A few weeks ago we posted a review of a notebook cooler by NZXT, and now we have a review for another notebook cooling device – the Arctic NC notebook cooler.
Right off the bat, you can see that the design is vastly different from the NZXT Cryo E40. Not only is the Arctic NC smaller and lighter, the airflow dynamics are completely different. Unlike most docking station/cooler combos which position the fans directly below the bottom of your notebook, the Arctic NC’s fans are actually outside of the perimeter of your laptop. The two fans on the Arctic NC direct airflow below your notebook, which is leaned upward at an angle against two rubber grips to allow for airflow space. Basically, the Arctic NC functions as a dynamic version of the AViiQ Portable Laptop Stand, which we reviewed over 18 months ago. Additionally, at barely over a pound in weight, this cooler is extremely portable for people who travel frequently.
In order to test the cooling capabilities of the Arctic NC, I used the RightMark CPU Clock Utility program. I throttled my laptop (which is running an Intel Core 2 Duo CPU, each at 1.60 Ghz processing speed) to 100% to really crank out as much performance (and heat) as possible. I then monitored the temperature of “CPU0” at start up and at the end of my day, either while using the Arctic NC cooler at maximum fan RPM or with no cooling device and leaving my laptop flat on my granite desk.

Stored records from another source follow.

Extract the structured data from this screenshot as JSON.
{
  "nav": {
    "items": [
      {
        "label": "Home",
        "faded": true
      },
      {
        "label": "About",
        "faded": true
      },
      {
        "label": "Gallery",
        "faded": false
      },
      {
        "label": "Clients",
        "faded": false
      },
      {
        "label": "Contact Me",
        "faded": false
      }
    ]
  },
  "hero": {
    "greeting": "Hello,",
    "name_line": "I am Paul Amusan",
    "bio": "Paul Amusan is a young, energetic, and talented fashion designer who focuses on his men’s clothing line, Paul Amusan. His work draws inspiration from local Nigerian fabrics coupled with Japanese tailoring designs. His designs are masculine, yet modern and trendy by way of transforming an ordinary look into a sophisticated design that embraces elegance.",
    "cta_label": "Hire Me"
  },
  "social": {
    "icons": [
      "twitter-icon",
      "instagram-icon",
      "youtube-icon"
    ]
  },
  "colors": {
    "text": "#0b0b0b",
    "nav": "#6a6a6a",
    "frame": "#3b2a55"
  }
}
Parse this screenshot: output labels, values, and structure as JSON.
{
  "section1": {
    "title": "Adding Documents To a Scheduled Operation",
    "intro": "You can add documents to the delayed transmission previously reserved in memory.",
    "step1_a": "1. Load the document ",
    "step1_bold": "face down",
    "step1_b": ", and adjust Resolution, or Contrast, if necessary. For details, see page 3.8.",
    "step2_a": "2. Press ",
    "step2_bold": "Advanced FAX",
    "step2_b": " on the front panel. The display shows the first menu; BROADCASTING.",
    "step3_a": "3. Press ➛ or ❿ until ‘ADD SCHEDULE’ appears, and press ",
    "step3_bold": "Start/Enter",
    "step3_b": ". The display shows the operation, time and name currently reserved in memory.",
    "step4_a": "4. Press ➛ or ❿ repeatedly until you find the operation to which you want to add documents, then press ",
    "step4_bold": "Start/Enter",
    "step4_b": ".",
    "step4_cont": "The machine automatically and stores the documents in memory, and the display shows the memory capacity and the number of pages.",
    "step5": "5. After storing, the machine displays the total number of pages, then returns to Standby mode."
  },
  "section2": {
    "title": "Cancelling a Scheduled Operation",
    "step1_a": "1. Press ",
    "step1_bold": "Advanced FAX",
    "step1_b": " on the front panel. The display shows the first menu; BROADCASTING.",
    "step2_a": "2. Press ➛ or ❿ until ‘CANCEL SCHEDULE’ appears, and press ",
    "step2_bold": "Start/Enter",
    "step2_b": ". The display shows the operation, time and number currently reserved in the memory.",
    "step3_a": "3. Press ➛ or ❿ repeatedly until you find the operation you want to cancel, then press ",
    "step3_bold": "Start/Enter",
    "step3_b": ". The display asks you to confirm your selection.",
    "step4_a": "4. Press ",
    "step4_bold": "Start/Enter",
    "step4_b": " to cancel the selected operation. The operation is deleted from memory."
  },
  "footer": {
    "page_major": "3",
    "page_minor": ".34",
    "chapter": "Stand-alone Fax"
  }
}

As you can see in the image gallery below, the start up temperatures were very similar (34 vs. 35.4 degrees Celsius). However, at the end of the day, the CPU0 temperature was significantly lower while using the Arctic NC cooler compared to no cooling device (47.4 vs. 59.6 degrees Celsius). This comes out to a difference of 12.2 degrees Celsius cooler while using the Arctic NC cooler, which is extremely close to Arctic’s own testing measurements showing a 12.5 degrees Celsius improvement.
The most important thing of a notebook cooler is to, well, cool your notebook. Seems simple enough, and the Arctic NC performs very well in this regard. However, there are some issues with the cooler that I have. First, even though Arctic says the NC is good for notebooks up to 19″, I must strongly disagree. My Dell Vostro 1500 laptop is pretty big and heavy, and this makes shifting my laptop (plus Arctic NC cooler underneath) extremely frustrating. Simply put, every time I slide my laptop closer to me, it falls off the rubber grips. I constantly have to check and recheck to make sure my laptop is appropriately placed on the grips, because unless it’s near perfect, it will slide off at the slightest bit of movement. This is extremely annoying.
Another issue I have with the Arctic NC is the USB cable, which is directed straight into whatever surface may be in front of you (a wall, a cubicle divider, etc.). If your desk is organized in a way that has your notebook backed up against the wall, then your USB cable is in for some unfavorable contortions to get it situated. Continued use in this manner could cause the USB cable to fray, which may start to cause power problems for the cooler.
All in all, the Arctic NC notebook cooler is a solid device that performs very nicely at keeping your notebook cool. However, I would recommend it only for small- to medium-sized notebooks, given the above problems. A redesign to make better rubber grippers could be the minor adjustment needed to make it a good cooler for notebooks of all sizes.